> [DATA FOR ANALYSIS]:
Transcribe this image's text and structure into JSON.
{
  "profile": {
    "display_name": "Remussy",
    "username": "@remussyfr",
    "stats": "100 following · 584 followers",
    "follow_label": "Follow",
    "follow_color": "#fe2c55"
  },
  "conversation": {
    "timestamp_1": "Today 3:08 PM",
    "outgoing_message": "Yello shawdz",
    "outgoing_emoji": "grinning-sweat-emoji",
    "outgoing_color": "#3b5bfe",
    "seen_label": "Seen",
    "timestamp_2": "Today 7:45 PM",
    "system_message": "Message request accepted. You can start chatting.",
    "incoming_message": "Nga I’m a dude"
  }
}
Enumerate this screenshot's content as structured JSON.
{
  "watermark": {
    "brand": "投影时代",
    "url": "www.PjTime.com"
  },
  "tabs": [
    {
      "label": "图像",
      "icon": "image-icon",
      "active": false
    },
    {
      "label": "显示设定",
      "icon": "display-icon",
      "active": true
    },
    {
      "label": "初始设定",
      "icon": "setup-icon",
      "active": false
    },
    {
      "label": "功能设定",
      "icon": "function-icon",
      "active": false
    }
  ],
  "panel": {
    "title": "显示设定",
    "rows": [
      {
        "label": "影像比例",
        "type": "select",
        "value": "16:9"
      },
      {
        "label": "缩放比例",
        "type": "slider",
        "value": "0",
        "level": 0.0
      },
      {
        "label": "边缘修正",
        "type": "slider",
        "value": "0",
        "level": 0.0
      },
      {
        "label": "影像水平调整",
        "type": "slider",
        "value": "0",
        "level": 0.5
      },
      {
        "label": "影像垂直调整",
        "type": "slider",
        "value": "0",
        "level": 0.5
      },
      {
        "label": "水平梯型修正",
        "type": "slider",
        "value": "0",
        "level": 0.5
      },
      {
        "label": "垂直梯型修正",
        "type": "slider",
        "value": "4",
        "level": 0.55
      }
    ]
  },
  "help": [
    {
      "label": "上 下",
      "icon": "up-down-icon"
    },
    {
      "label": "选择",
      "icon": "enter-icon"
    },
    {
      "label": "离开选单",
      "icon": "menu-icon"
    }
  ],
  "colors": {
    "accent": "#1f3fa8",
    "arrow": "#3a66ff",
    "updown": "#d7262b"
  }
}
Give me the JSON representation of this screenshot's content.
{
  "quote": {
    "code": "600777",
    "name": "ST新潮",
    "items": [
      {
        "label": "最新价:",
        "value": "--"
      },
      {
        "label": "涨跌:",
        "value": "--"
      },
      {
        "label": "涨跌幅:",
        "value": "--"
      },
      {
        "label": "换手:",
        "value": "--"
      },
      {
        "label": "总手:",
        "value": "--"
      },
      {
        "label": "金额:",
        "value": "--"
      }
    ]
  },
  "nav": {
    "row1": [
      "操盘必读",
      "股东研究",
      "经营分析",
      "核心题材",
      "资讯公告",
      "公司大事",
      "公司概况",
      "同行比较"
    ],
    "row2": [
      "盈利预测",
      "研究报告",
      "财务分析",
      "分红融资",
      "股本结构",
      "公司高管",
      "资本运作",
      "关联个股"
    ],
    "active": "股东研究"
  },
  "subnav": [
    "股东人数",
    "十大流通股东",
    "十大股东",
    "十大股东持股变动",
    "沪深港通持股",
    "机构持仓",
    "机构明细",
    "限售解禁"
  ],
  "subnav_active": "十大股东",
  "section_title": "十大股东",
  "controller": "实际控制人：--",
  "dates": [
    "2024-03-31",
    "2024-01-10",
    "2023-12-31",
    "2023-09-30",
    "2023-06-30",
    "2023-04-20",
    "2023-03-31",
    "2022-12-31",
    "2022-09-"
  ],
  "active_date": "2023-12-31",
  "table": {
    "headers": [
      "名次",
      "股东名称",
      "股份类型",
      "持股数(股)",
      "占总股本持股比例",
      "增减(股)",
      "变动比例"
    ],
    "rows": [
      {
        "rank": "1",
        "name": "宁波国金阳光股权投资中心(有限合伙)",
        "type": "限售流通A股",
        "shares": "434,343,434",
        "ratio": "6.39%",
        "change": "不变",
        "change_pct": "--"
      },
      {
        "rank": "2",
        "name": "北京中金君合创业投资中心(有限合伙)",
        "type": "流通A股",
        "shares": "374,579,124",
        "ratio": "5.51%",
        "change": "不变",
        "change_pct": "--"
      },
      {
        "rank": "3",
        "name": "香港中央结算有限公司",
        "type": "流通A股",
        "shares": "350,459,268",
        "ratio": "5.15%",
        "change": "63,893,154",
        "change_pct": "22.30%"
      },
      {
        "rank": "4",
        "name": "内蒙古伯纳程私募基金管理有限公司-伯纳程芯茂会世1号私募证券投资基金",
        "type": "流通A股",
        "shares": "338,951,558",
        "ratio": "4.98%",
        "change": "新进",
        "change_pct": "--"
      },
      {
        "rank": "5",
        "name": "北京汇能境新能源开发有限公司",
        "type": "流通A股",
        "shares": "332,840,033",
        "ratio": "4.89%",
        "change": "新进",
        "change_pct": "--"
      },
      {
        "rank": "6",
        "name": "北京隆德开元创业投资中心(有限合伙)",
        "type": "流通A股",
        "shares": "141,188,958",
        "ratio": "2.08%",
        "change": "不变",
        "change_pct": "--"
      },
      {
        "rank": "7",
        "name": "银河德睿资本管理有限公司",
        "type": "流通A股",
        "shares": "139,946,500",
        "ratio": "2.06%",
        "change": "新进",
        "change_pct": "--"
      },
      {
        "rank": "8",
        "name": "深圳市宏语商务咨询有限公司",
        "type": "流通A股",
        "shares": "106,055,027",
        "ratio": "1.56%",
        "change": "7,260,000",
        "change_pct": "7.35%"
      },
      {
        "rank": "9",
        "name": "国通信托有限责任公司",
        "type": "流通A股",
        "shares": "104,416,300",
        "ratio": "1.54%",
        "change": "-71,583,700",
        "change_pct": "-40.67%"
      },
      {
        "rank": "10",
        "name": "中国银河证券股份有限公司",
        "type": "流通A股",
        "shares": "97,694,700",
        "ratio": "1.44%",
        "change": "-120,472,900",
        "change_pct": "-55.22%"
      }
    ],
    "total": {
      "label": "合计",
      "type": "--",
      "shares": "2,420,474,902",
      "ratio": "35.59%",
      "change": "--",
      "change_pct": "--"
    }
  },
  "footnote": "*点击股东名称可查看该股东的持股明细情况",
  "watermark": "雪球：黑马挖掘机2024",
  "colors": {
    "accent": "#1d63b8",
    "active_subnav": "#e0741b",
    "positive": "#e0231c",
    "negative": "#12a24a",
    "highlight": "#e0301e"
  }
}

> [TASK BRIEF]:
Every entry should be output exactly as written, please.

> [ANSWER FOR THE TASK]:
Transcribe this image's text and structure into JSON.
{
  "profile": {
    "display_name": "Remussy",
    "username": "@remussyfr",
    "stats": "100 following · 584 followers",
    "follow_label": "Follow",
    "follow_color": "#fe2c55"
  },
  "conversation": {
    "timestamp_1": "Today 3:08 PM",
    "outgoing_message": "Yello shawdz",
    "outgoing_emoji": "grinning-sweat-emoji",
    "outgoing_color": "#3b5bfe",
    "seen_label": "Seen",
    "timestamp_2": "Today 7:45 PM",
    "system_message": "Message request accepted. You can start chatting.",
    "incoming_message": "Nga I’m a dude"
  }
}
Enumerate this screenshot's content as structured JSON.
{
  "watermark": {
    "brand": "投影时代",
    "url": "www.PjTime.com"
  },
  "tabs": [
    {
      "label": "图像",
      "icon": "image-icon",
      "active": false
    },
    {
      "label": "显示设定",
      "icon": "display-icon",
      "active": true
    },
    {
      "label": "初始设定",
      "icon": "setup-icon",
      "active": false
    },
    {
      "label": "功能设定",
      "icon": "function-icon",
      "active": false
    }
  ],
  "panel": {
    "title": "显示设定",
    "rows": [
      {
        "label": "影像比例",
        "type": "select",
        "value": "16:9"
      },
      {
        "label": "缩放比例",
        "type": "slider",
        "value": "0",
        "level": 0.0
      },
      {
        "label": "边缘修正",
        "type": "slider",
        "value": "0",
        "level": 0.0
      },
      {
        "label": "影像水平调整",
        "type": "slider",
        "value": "0",
        "level": 0.5
      },
      {
        "label": "影像垂直调整",
        "type": "slider",
        "value": "0",
        "level": 0.5
      },
      {
        "label": "水平梯型修正",
        "type": "slider",
        "value": "0",
        "level": 0.5
      },
      {
        "label": "垂直梯型修正",
        "type": "slider",
        "value": "4",
        "level": 0.55
      }
    ]
  },
  "help": [
    {
      "label": "上 下",
      "icon": "up-down-icon"
    },
    {
      "label": "选择",
      "icon": "enter-icon"
    },
    {
      "label": "离开选单",
      "icon": "menu-icon"
    }
  ],
  "colors": {
    "accent": "#1f3fa8",
    "arrow": "#3a66ff",
    "updown": "#d7262b"
  }
}
Give me the JSON representation of this screenshot's content.
{
  "quote": {
    "code": "600777",
    "name": "ST新潮",
    "items": [
      {
        "label": "最新价:",
        "value": "--"
      },
      {
        "label": "涨跌:",
        "value": "--"
      },
      {
        "label": "涨跌幅:",
        "value": "--"
      },
      {
        "label": "换手:",
        "value": "--"
      },
      {
        "label": "总手:",
        "value": "--"
      },
      {
        "label": "金额:",
        "value": "--"
      }
    ]
  },
  "nav": {
    "row1": [
      "操盘必读",
      "股东研究",
      "经营分析",
      "核心题材",
      "资讯公告",
      "公司大事",
      "公司概况",
      "同行比较"
    ],
    "row2": [
      "盈利预测",
      "研究报告",
      "财务分析",
      "分红融资",
      "股本结构",
      "公司高管",
      "资本运作",
      "关联个股"
    ],
    "active": "股东研究"
  },
  "subnav": [
    "股东人数",
    "十大流通股东",
    "十大股东",
    "十大股东持股变动",
    "沪深港通持股",
    "机构持仓",
    "机构明细",
    "限售解禁"
  ],
  "subnav_active": "十大股东",
  "section_title": "十大股东",
  "controller": "实际控制人：--",
  "dates": [
    "2024-03-31",
    "2024-01-10",
    "2023-12-31",
    "2023-09-30",
    "2023-06-30",
    "2023-04-20",
    "2023-03-31",
    "2022-12-31",
    "2022-09-"
  ],
  "active_date": "2023-12-31",
  "table": {
    "headers": [
      "名次",
      "股东名称",
      "股份类型",
      "持股数(股)",
      "占总股本持股比例",
      "增减(股)",
      "变动比例"
    ],
    "rows": [
      {
        "rank": "1",
        "name": "宁波国金阳光股权投资中心(有限合伙)",
        "type": "限售流通A股",
        "shares": "434,343,434",
        "ratio": "6.39%",
        "change": "不变",
        "change_pct": "--"
      },
      {
        "rank": "2",
        "name": "北京中金君合创业投资中心(有限合伙)",
        "type": "流通A股",
        "shares": "374,579,124",
        "ratio": "5.51%",
        "change": "不变",
        "change_pct": "--"
      },
      {
        "rank": "3",
        "name": "香港中央结算有限公司",
        "type": "流通A股",
        "shares": "350,459,268",
        "ratio": "5.15%",
        "change": "63,893,154",
        "change_pct": "22.30%"
      },
      {
        "rank": "4",
        "name": "内蒙古伯纳程私募基金管理有限公司-伯纳程芯茂会世1号私募证券投资基金",
        "type": "流通A股",
        "shares": "338,951,558",
        "ratio": "4.98%",
        "change": "新进",
        "change_pct": "--"
      },
      {
        "rank": "5",
        "name": "北京汇能境新能源开发有限公司",
        "type": "流通A股",
        "shares": "332,840,033",
        "ratio": "4.89%",
        "change": "新进",
        "change_pct": "--"
      },
      {
        "rank": "6",
        "name": "北京隆德开元创业投资中心(有限合伙)",
        "type": "流通A股",
        "shares": "141,188,958",
        "ratio": "2.08%",
        "change": "不变",
        "change_pct": "--"
      },
      {
        "rank": "7",
        "name": "银河德睿资本管理有限公司",
        "type": "流通A股",
        "shares": "139,946,500",
        "ratio": "2.06%",
        "change": "新进",
        "change_pct": "--"
      },
      {
        "rank": "8",
        "name": "深圳市宏语商务咨询有限公司",
        "type": "流通A股",
        "shares": "106,055,027",
        "ratio": "1.56%",
        "change": "7,260,000",
        "change_pct": "7.35%"
      },
      {
        "rank": "9",
        "name": "国通信托有限责任公司",
        "type": "流通A股",
        "shares": "104,416,300",
        "ratio": "1.54%",
        "change": "-71,583,700",
        "change_pct": "-40.67%"
      },
      {
        "rank": "10",
        "name": "中国银河证券股份有限公司",
        "type": "流通A股",
        "shares": "97,694,700",
        "ratio": "1.44%",
        "change": "-120,472,900",
        "change_pct": "-55.22%"
      }
    ],
    "total": {
      "label": "合计",
      "type": "--",
      "shares": "2,420,474,902",
      "ratio": "35.59%",
      "change": "--",
      "change_pct": "--"
    }
  },
  "footnote": "*点击股东名称可查看该股东的持股明细情况",
  "watermark": "雪球：黑马挖掘机2024",
  "colors": {
    "accent": "#1d63b8",
    "active_subnav": "#e0741b",
    "positive": "#e0231c",
    "negative": "#12a24a",
    "highlight": "#e0301e"
  }
}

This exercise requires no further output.